Your response should be every line of the data, written out exactly.
BEGIN Data listing
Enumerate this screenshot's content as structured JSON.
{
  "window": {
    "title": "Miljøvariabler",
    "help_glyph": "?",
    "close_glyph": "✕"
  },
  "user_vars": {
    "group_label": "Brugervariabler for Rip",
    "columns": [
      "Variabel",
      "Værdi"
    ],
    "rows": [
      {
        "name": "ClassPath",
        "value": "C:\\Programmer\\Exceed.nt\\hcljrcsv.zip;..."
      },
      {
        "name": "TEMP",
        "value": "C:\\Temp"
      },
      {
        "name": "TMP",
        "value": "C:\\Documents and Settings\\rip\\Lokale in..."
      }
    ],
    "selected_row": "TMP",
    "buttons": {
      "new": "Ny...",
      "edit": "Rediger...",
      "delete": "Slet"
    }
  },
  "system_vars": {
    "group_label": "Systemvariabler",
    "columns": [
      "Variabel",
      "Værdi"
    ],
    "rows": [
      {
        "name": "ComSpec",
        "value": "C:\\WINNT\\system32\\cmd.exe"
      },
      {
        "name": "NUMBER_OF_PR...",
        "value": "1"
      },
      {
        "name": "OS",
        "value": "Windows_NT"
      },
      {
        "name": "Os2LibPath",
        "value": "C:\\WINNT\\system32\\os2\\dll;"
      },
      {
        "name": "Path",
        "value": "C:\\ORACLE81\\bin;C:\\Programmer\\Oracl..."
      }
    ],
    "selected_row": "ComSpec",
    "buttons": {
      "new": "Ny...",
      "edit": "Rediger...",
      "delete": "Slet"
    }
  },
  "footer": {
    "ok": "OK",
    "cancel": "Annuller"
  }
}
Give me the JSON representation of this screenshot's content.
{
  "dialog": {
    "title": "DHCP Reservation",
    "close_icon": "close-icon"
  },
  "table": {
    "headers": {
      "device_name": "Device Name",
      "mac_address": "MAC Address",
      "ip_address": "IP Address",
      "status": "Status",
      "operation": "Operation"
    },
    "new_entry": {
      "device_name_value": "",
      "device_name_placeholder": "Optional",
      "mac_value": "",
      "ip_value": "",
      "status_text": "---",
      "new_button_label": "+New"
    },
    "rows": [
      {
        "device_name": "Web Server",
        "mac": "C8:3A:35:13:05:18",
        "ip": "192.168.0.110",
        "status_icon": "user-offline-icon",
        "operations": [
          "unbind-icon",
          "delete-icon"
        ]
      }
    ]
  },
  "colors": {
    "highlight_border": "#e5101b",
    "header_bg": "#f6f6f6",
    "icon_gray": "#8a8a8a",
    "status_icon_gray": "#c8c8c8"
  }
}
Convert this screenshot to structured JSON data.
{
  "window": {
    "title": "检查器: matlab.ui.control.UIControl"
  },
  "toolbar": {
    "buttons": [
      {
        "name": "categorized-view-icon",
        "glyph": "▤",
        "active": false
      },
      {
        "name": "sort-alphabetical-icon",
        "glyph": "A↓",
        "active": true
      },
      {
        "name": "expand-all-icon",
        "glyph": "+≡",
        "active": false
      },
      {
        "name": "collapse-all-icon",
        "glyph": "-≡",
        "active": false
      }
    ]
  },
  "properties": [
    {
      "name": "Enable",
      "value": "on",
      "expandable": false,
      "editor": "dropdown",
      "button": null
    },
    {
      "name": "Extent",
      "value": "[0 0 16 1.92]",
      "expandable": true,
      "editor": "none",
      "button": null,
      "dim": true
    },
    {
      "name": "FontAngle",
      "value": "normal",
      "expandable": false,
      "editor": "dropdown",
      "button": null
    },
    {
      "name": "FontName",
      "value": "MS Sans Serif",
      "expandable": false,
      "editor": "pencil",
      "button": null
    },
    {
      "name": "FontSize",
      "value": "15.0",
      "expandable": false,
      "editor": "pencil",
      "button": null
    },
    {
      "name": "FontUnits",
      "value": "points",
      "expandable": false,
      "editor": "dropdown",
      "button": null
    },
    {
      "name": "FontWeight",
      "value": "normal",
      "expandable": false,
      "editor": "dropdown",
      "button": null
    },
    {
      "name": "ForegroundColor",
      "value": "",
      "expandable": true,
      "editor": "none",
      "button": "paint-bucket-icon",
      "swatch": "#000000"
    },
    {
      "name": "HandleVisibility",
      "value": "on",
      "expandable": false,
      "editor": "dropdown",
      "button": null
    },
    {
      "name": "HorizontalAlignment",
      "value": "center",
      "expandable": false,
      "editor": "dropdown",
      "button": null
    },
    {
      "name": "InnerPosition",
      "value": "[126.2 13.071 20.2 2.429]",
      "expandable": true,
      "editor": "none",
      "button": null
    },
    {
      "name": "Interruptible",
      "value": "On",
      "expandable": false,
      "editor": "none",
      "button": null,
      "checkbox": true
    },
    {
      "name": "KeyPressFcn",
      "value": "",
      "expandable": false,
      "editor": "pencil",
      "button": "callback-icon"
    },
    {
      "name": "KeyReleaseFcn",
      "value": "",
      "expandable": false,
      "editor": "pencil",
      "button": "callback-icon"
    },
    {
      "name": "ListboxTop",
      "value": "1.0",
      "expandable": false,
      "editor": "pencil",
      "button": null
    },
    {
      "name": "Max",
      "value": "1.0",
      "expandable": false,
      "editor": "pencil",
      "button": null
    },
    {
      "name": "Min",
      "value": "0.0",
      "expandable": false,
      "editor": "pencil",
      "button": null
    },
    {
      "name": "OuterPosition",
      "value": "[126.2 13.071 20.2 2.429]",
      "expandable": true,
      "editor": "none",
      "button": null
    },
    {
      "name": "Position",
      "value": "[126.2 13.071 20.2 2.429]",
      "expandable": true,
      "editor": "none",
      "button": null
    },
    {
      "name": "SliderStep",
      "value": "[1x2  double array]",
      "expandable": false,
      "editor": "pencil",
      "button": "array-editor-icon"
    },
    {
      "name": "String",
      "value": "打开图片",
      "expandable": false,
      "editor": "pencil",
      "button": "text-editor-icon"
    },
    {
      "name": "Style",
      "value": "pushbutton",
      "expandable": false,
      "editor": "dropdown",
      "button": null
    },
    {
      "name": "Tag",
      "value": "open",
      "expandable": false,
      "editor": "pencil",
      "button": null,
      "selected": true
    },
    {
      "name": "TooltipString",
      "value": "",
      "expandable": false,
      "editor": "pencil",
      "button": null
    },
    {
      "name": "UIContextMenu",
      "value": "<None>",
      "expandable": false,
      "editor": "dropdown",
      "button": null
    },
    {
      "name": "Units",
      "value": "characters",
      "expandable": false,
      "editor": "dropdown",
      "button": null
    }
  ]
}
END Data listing
Expected answer:
Enumerate this screenshot's content as structured JSON.
{
  "window": {
    "title": "Miljøvariabler",
    "help_glyph": "?",
    "close_glyph": "✕"
  },
  "user_vars": {
    "group_label": "Brugervariabler for Rip",
    "columns": [
      "Variabel",
      "Værdi"
    ],
    "rows": [
      {
        "name": "ClassPath",
        "value": "C:\\Programmer\\Exceed.nt\\hcljrcsv.zip;..."
      },
      {
        "name": "TEMP",
        "value": "C:\\Temp"
      },
      {
        "name": "TMP",
        "value": "C:\\Documents and Settings\\rip\\Lokale in..."
      }
    ],
    "selected_row": "TMP",
    "buttons": {
      "new": "Ny...",
      "edit": "Rediger...",
      "delete": "Slet"
    }
  },
  "system_vars": {
    "group_label": "Systemvariabler",
    "columns": [
      "Variabel",
      "Værdi"
    ],
    "rows": [
      {
        "name": "ComSpec",
        "value": "C:\\WINNT\\system32\\cmd.exe"
      },
      {
        "name": "NUMBER_OF_PR...",
        "value": "1"
      },
      {
        "name": "OS",
        "value": "Windows_NT"
      },
      {
        "name": "Os2LibPath",
        "value": "C:\\WINNT\\system32\\os2\\dll;"
      },
      {
        "name": "Path",
        "value": "C:\\ORACLE81\\bin;C:\\Programmer\\Oracl..."
      }
    ],
    "selected_row": "ComSpec",
    "buttons": {
      "new": "Ny...",
      "edit": "Rediger...",
      "delete": "Slet"
    }
  },
  "footer": {
    "ok": "OK",
    "cancel": "Annuller"
  }
}
Give me the JSON representation of this screenshot's content.
{
  "dialog": {
    "title": "DHCP Reservation",
    "close_icon": "close-icon"
  },
  "table": {
    "headers": {
      "device_name": "Device Name",
      "mac_address": "MAC Address",
      "ip_address": "IP Address",
      "status": "Status",
      "operation": "Operation"
    },
    "new_entry": {
      "device_name_value": "",
      "device_name_placeholder": "Optional",
      "mac_value": "",
      "ip_value": "",
      "status_text": "---",
      "new_button_label": "+New"
    },
    "rows": [
      {
        "device_name": "Web Server",
        "mac": "C8:3A:35:13:05:18",
        "ip": "192.168.0.110",
        "status_icon": "user-offline-icon",
        "operations": [
          "unbind-icon",
          "delete-icon"
        ]
      }
    ]
  },
  "colors": {
    "highlight_border": "#e5101b",
    "header_bg": "#f6f6f6",
    "icon_gray": "#8a8a8a",
    "status_icon_gray": "#c8c8c8"
  }
}
Convert this screenshot to structured JSON data.
{
  "window": {
    "title": "检查器: matlab.ui.control.UIControl"
  },
  "toolbar": {
    "buttons": [
      {
        "name": "categorized-view-icon",
        "glyph": "▤",
        "active": false
      },
      {
        "name": "sort-alphabetical-icon",
        "glyph": "A↓",
        "active": true
      },
      {
        "name": "expand-all-icon",
        "glyph": "+≡",
        "active": false
      },
      {
        "name": "collapse-all-icon",
        "glyph": "-≡",
        "active": false
      }
    ]
  },
  "properties": [
    {
      "name": "Enable",
      "value": "on",
      "expandable": false,
      "editor": "dropdown",
      "button": null
    },
    {
      "name": "Extent",
      "value": "[0 0 16 1.92]",
      "expandable": true,
      "editor": "none",
      "button": null,
      "dim": true
    },
    {
      "name": "FontAngle",
      "value": "normal",
      "expandable": false,
      "editor": "dropdown",
      "button": null
    },
    {
      "name": "FontName",
      "value": "MS Sans Serif",
      "expandable": false,
      "editor": "pencil",
      "button": null
    },
    {
      "name": "FontSize",
      "value": "15.0",
      "expandable": false,
      "editor": "pencil",
      "button": null
    },
    {
      "name": "FontUnits",
      "value": "points",
      "expandable": false,
      "editor": "dropdown",
      "button": null
    },
    {
      "name": "FontWeight",
      "value": "normal",
      "expandable": false,
      "editor": "dropdown",
      "button": null
    },
    {
      "name": "ForegroundColor",
      "value": "",
      "expandable": true,
      "editor": "none",
      "button": "paint-bucket-icon",
      "swatch": "#000000"
    },
    {
      "name": "HandleVisibility",
      "value": "on",
      "expandable": false,
      "editor": "dropdown",
      "button": null
    },
    {
      "name": "HorizontalAlignment",
      "value": "center",
      "expandable": false,
      "editor": "dropdown",
      "button": null
    },
    {
      "name": "InnerPosition",
      "value": "[126.2 13.071 20.2 2.429]",
      "expandable": true,
      "editor": "none",
      "button": null
    },
    {
      "name": "Interruptible",
      "value": "On",
      "expandable": false,
      "editor": "none",
      "button": null,
      "checkbox": true
    },
    {
      "name": "KeyPressFcn",
      "value": "",
      "expandable": false,
      "editor": "pencil",
      "button": "callback-icon"
    },
    {
      "name": "KeyReleaseFcn",
      "value": "",
      "expandable": false,
      "editor": "pencil",
      "button": "callback-icon"
    },
    {
      "name": "ListboxTop",
      "value": "1.0",
      "expandable": false,
      "editor": "pencil",
      "button": null
    },
    {
      "name": "Max",
      "value": "1.0",
      "expandable": false,
      "editor": "pencil",
      "button": null
    },
    {
      "name": "Min",
      "value": "0.0",
      "expandable": false,
      "editor": "pencil",
      "button": null
    },
    {
      "name": "OuterPosition",
      "value": "[126.2 13.071 20.2 2.429]",
      "expandable": true,
      "editor": "none",
      "button": null
    },
    {
      "name": "Position",
      "value": "[126.2 13.071 20.2 2.429]",
      "expandable": true,
      "editor": "none",
      "button": null
    },
    {
      "name": "SliderStep",
      "value": "[1x2  double array]",
      "expandable": false,
      "editor": "pencil",
      "button": "array-editor-icon"
    },
    {
      "name": "String",
      "value": "打开图片",
      "expandable": false,
      "editor": "pencil",
      "button": "text-editor-icon"
    },
    {
      "name": "Style",
      "value": "pushbutton",
      "expandable": false,
      "editor": "dropdown",
      "button": null
    },
    {
      "name": "Tag",
      "value": "open",
      "expandable": false,
      "editor": "pencil",
      "button": null,
      "selected": true
    },
    {
      "name": "TooltipString",
      "value": "",
      "expandable": false,
      "editor": "pencil",
      "button": null
    },
    {
      "name": "UIContextMenu",
      "value": "<None>",
      "expandable": false,
      "editor": "dropdown",
      "button": null
    },
    {
      "name": "Units",
      "value": "characters",
      "expandable": false,
      "editor": "dropdown",
      "button": null
    }
  ]
}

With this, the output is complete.